Interview with Serge Rider: human factor in data security

Security issues affect each of us, even if we do not think about it. As developers of database tools, we at DBeaver face these problems and deal with them successfully. That’s why we are glad to share our expertise with you. Today we asked our CTO, Serge Rider to answer several important questions related to security.

What are the three security issues that first come to your mind when we talk about working with data? Why do you think it’s important to take them into account?
This is one of the most popular security questions, and I will unlikely reinvent the wheel today. However, this topic remains relevant.

The first and most important issue is safe access to data. By this I mean who can view and modify certain data. Nowadays, it is considered good practice to use multi-factor authentication (MFA) for secure data access, which means verification by several criteria – password, SMS, hardware token, etc. To distribute access, it is recommended to use role-based permissions.

Not all companies use MFA and role-based permissions. Most often, this is caused by complexity, inconvenience, extra time for connection, etc. Administrators can’t always do this well enough, as the task of assigning roles requires a lot of time and effort, including interacting with HR departments and heads of departments. The human factor is the most dangerous here.

The second issue is the secure storage of data. I think all of you have heard more than once news about data leaks from different companies, including large and popular corporations. To store data securely, we must protect access with special gateways. This can be done through systems like VPN or Bastion.

We should also not forget about industrial espionage. To minimize this kind of attack, we need to separate access to individual parts of the data. In this case, no company employee has access to all data. For additional protection, data should be stored in a closed loop.

The second issue brings a lot of inconveniences, and people deal with this in the following ways:

– store access keys in insecure places on local computers or phones and rarely change them;
– issue access permissions to employees without checking whether they really need them;
– work from other employees’ computers to avoid setting up their own.

In other words, the human factor comes into play again.

I would call the third big issue the data correctness check which ensures the normal security of data exchange. If users see something different from what is actually stored in the database, they may make wrong decisions. We know that many work tools have problems with this. For example, there is often an incorrect representation of numbers or complex data types in the database, including date and time in the different time zones.

This part of data security directly relates to our products, and we do our best so that users get data of complex types correctly.
Sometimes, it seems we have thought about all possible vulnerabilities, but users still find new ones. Can we somehow fight the human factor beforehand?
In short, we can’t. The human factor will always be a vulnerable part of any IT system. But if we talk about ways to improve it, this is AI and, possibly, blockchain technology.
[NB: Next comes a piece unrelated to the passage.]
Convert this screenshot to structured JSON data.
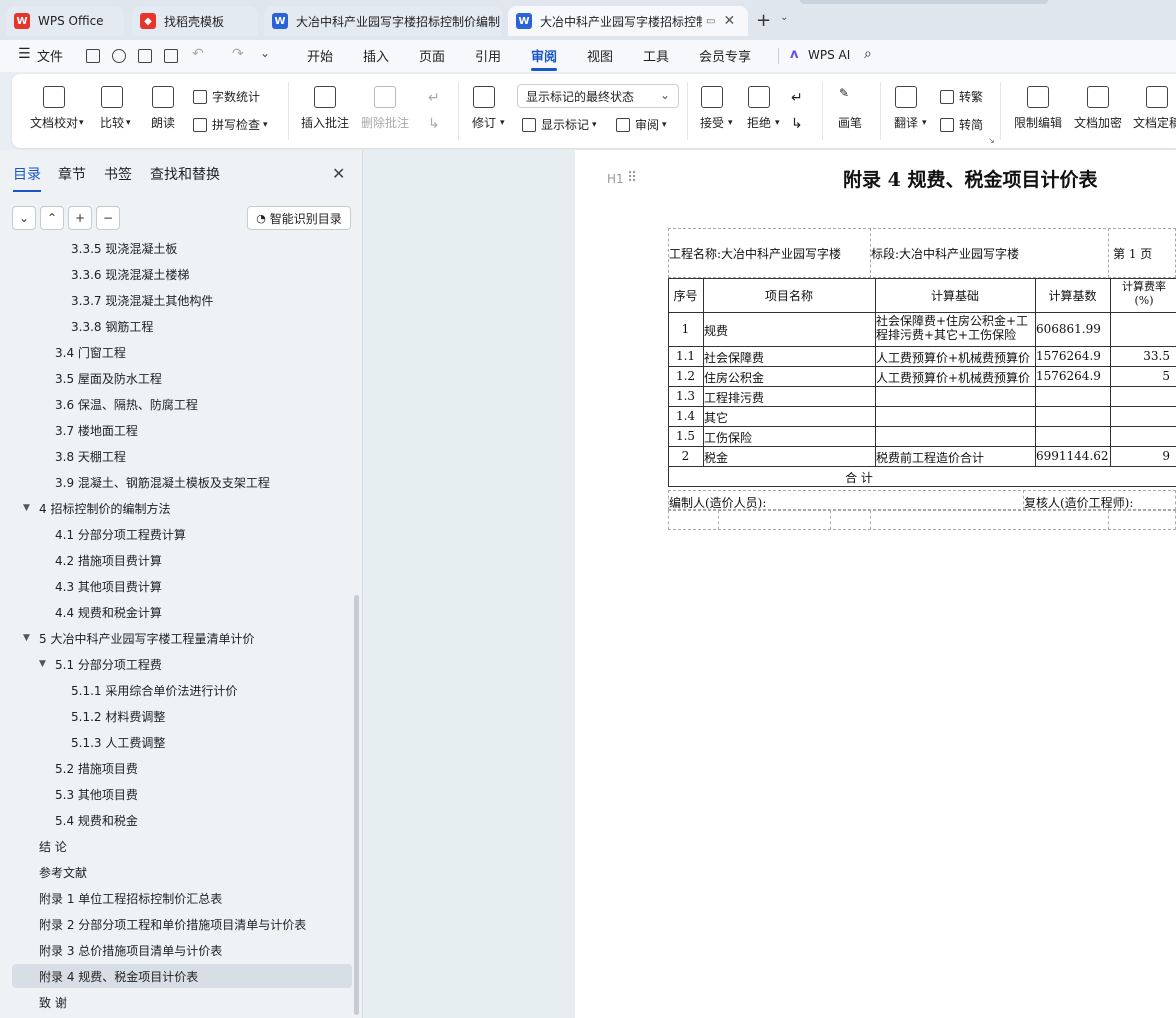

With the use of AI in authentication and authorization systems, it becomes possible to automatically detect insecure, reckless, or malicious patterns of employee behavior and report them at an early stage.

A security service consisting of real people will never work as efficiently and continuously as artificial intelligence. AI never sleeps, never gets tired, and can monitor data security and possible leaks 24/7. This is where the pictures from the 1984 book immediately come to mind. However similar approaches have long been used in all large companies. So far, this is being done without AI, but soon, it will be everywhere and primarily to reduce the impact of the human factor.

Regarding data consistency and protection from retroactive changes, blockchain technologies are well-suited. At the moment, none of the popular databases use blockchain to confirm data integrity, but it seems that this is also not far off.
Tell us about the most memorable cases in your work related to security vulnerabilities
I can give many examples because zero-day vulnerabilities happen regularly in IT. We can mention, for example, the 2018 Meltdown vulnerability in Intel processors, which forced the entire server hardware industry to urgently update both hardware and software in data centers or the good old Y2K problem.

Speaking of the more recent and related to our company is the Log4Shell vulnerability of 2021, which made it possible to execute any code on servers using the log4j. This logging library was the most popular at the time. This vulnerability affected up to 40% of all server systems worldwide. We wrote most of the code in Java and have validated all libraries and servers used in our company and our products.

We were relatively lucky because we did not use log4j directly, but we still had to remove some potentially dangerous components and release a new version with a patch within two days. And then, we had to convince our customers and partners for months that we would not suffer from this vulnerability. It was quite a hot moment in our history.
What are the main trends you see in the future of IT security and data security?
As I mentioned earlier, the main security issue is the human factor. I think the main trends should be precisely in reducing its influence. And, of course, AI technology is great for this. I suppose that in the next year or two, industrial monitoring systems using AI should appear, including those that are self-learning on work patterns in specific companies. This should change the overall vision of the corporate and national security service.

I also expect further development of blockchain technologies in the DBMS to validate data consistency.